• Try it
Every record below must be copied exactly, with images dropped.

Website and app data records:
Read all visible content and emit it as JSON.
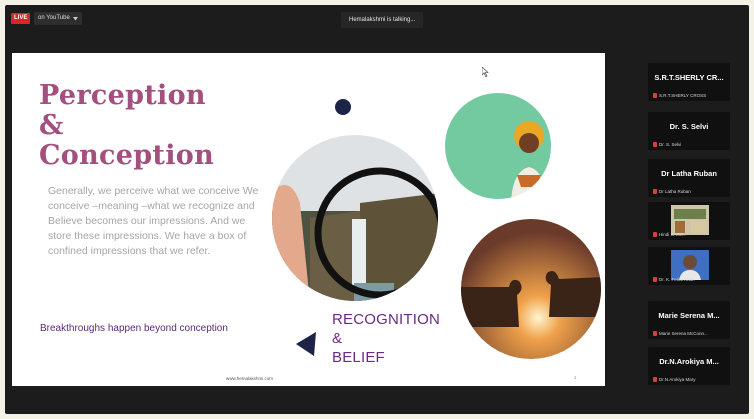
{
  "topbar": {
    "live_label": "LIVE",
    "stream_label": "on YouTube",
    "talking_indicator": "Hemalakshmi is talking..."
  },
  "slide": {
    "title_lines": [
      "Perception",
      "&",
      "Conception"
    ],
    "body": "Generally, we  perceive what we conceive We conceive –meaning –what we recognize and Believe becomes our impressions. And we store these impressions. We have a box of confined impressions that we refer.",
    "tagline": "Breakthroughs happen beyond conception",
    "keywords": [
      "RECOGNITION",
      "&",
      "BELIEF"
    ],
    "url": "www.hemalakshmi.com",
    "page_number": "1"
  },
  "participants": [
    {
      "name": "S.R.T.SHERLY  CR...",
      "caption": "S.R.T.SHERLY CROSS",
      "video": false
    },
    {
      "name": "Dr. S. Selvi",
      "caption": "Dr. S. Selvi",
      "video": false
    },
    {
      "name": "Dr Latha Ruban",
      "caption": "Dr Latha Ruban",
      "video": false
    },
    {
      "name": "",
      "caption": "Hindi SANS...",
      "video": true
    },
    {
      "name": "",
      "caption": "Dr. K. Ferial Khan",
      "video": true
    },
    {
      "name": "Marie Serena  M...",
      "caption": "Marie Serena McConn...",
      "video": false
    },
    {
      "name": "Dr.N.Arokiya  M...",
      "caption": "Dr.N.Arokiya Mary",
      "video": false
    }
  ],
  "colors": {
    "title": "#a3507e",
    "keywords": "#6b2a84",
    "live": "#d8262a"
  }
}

• Answer to the problem
Read all visible content and emit it as JSON.
{
  "topbar": {
    "live_label": "LIVE",
    "stream_label": "on YouTube",
    "talking_indicator": "Hemalakshmi is talking..."
  },
  "slide": {
    "title_lines": [
      "Perception",
      "&",
      "Conception"
    ],
    "body": "Generally, we  perceive what we conceive We conceive –meaning –what we recognize and Believe becomes our impressions. And we store these impressions. We have a box of confined impressions that we refer.",
    "tagline": "Breakthroughs happen beyond conception",
    "keywords": [
      "RECOGNITION",
      "&",
      "BELIEF"
    ],
    "url": "www.hemalakshmi.com",
    "page_number": "1"
  },
  "participants": [
    {
      "name": "S.R.T.SHERLY  CR...",
      "caption": "S.R.T.SHERLY CROSS",
      "video": false
    },
    {
      "name": "Dr. S. Selvi",
      "caption": "Dr. S. Selvi",
      "video": false
    },
    {
      "name": "Dr Latha Ruban",
      "caption": "Dr Latha Ruban",
      "video": false
    },
    {
      "name": "",
      "caption": "Hindi SANS...",
      "video": true
    },
    {
      "name": "",
      "caption": "Dr. K. Ferial Khan",
      "video": true
    },
    {
      "name": "Marie Serena  M...",
      "caption": "Marie Serena McConn...",
      "video": false
    },
    {
      "name": "Dr.N.Arokiya  M...",
      "caption": "Dr.N.Arokiya Mary",
      "video": false
    }
  ],
  "colors": {
    "title": "#a3507e",
    "keywords": "#6b2a84",
    "live": "#d8262a"
  }
}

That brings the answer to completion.